A man who confessed to murdering a Tunisian-Israeli Jew in France last month has a history of making anti-Semitic posts on social media.

According to the French news outlet CNews, Mohamed Baha Dridi, 24, turned himself in at the Montreuil police station in Seine-Saint-Denis, confessing to killing 44-year-old Eyal Haddad on Aug. 19.

French police are continuing the investigation into the murder but have so far not stated that the motive was anti-Semitism.

Social-media posts from Dridi show tendencies towards Islamic extremism and anti-Israel sentiment.

In 2019, Dridi posted a video of himself burning an Israeli flag with an Algerian flag in the background and covering his face, according to posts uncovered by the French Jewish Defense League.

On June 5, 2020, Dridi shared a post on Facebook that stated, “Our Palestinian brothers and their knives operations,” attached to a video of Palestinian terrorists attacking Israelis with knives. The text was not written by Dridi but was part of the video’s original post.

On May 13, he shared another video showing the murder of an Israeli soldier. The post included a comment, also not from Dridi, of “Look at the moment when an Israeli soldier got killed after being hit in the head with a stone.” The video included the “V for Victory” hand emoji often used by Palestinians.

Other posts suggested that Dridi was associated with ultra-conservative Salafi Islamism. Dridi shared a post that featured a video of an Egyptian Salafi preacher Mustafa Al-Adawi justifying the 2020 murder of French teacher Samuel Paty by an Islamist for showing his class caricatures of Mohamed that appeared in the magazine Charlie Hebdo.
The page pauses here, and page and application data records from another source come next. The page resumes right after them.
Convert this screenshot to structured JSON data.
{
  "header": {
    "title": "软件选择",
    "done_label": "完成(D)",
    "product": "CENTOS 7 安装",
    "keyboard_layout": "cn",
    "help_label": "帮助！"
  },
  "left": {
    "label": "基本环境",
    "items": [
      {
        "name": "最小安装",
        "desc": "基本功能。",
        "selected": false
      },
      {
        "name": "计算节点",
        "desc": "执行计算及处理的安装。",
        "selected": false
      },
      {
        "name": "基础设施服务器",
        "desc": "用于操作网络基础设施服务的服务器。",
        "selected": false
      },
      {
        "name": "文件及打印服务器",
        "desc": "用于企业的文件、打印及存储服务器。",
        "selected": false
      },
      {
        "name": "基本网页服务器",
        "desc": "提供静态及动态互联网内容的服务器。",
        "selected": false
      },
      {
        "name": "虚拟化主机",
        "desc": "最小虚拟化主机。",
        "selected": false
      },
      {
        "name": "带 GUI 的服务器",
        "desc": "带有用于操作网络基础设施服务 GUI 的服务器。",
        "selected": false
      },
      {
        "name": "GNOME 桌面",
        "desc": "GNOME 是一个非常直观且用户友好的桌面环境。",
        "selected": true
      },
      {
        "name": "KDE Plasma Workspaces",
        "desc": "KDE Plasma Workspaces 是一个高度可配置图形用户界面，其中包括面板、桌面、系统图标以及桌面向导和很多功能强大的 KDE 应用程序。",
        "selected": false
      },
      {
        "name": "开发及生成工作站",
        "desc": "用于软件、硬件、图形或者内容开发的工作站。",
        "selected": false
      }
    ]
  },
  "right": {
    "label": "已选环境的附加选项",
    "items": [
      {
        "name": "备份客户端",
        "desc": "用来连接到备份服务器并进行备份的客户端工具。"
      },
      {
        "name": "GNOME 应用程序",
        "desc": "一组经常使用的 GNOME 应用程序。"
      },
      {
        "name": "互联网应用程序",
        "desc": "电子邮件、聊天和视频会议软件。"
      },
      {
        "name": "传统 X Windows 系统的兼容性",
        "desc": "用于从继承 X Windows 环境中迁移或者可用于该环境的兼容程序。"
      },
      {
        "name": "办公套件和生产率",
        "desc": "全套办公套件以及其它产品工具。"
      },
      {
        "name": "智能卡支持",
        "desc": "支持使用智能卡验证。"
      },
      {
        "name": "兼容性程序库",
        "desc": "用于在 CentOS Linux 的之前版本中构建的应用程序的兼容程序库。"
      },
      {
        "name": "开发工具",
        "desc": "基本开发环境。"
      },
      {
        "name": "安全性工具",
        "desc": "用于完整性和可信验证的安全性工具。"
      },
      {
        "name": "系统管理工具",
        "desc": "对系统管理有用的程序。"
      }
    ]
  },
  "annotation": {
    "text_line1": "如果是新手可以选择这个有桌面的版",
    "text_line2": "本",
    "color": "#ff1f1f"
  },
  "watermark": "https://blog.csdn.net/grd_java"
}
Dridi also followed the Facebook account of Saudi Imam Sheikh Saad Al-Ateeq, who has on multiple occasions called for the killing of Christians and Jews.

Two days before Haddad’s murder, Dridi changed his Facebook profile photo, adding the text: “There is no other god than Allah, and Mohamed is his messenger.”

Facade of the Basilica of Saint-Denis in Seine-Saint-Denis, France, the town where Mohamed Baha Dridi, 24, turned himself in at the police station on Aug. 19, 2022. Credit: Wikimedia Commons.

Victims of a number of anti-Semitic attacks

Haddad’s body was found buried in the ground at his property in Longperrier, a suburb north of Paris, with evidence of wounds from an ax and knife.

Dridi also confessed to attempting to burn and bury the body, according to The Times of Israel.

Haddad, who was reportedly unemployed due to health reasons, was originally from Djerba, Tunisia, but had family in Beersheva and held Israeli citizenship.

Dridi first told investigators that Haddad had owed him 100 euros, but then confessed that he killed him because he was Jewish. Police said that Haddad and Dridi knew each other very well.

A news release from a court in Paris claimed that Dridi told investigators that he killed Haddad after Haddad attempted to touch him sexually while under the influence of alcohol, and that Dridi and Haddad lived together “intermittently.”

According to CNews, Dridi entered France illegally in 2017 and had been ordered to leave France in 2018 and 2022.

Jews in France have been the victims of a number of anti-Semitic attacks in recent years with police often omitting to label the crimes as anti-Semitism.

In May, 89-year-old René Hadjaj, who is Jewish, was pushed out of his 17th-story window. Police charged his 51-year-old neighbor but did not charge him with a hate crime.

In February, Jeremy Cohen, a 31-year-old French Jews, was originally reported by the police as having died by being run over by a tram, but videos of the incident released indicated that he was hit by the tram while running away after being attacked by a large group of people.

In 2018, two men attacked and stabbed 85-year-old Mireille Knoll in Paris. The suspects claimed that they were looking for “hidden treasures” in her apartment.

In 2017, Sarah Halimi, 65, was thrown out of her apartment window by a man who shouted Allahu akbar! (“God is great” in Arabic) during the murder. Because the man was under the influence of marijuana at the time of the murder, he was not held criminally responsible.

 
JNS

Every story is a world

In an era of social media and bloggers, false news spreads like a wildfire, igniting bouts of anti-Semitism, hate crimes and even wars.

Accurate and thoughtful journalism is needed now more than ever.

Throughout the year, we have worked hard to present stories and analyses about Israel and the Jewish world when they are needed most. Our reporters strive to tell the truth when others fail to do so.

Our ability to continue creating the content you know and read depends on you.

This Rosh Hashanah, we appreciate your support.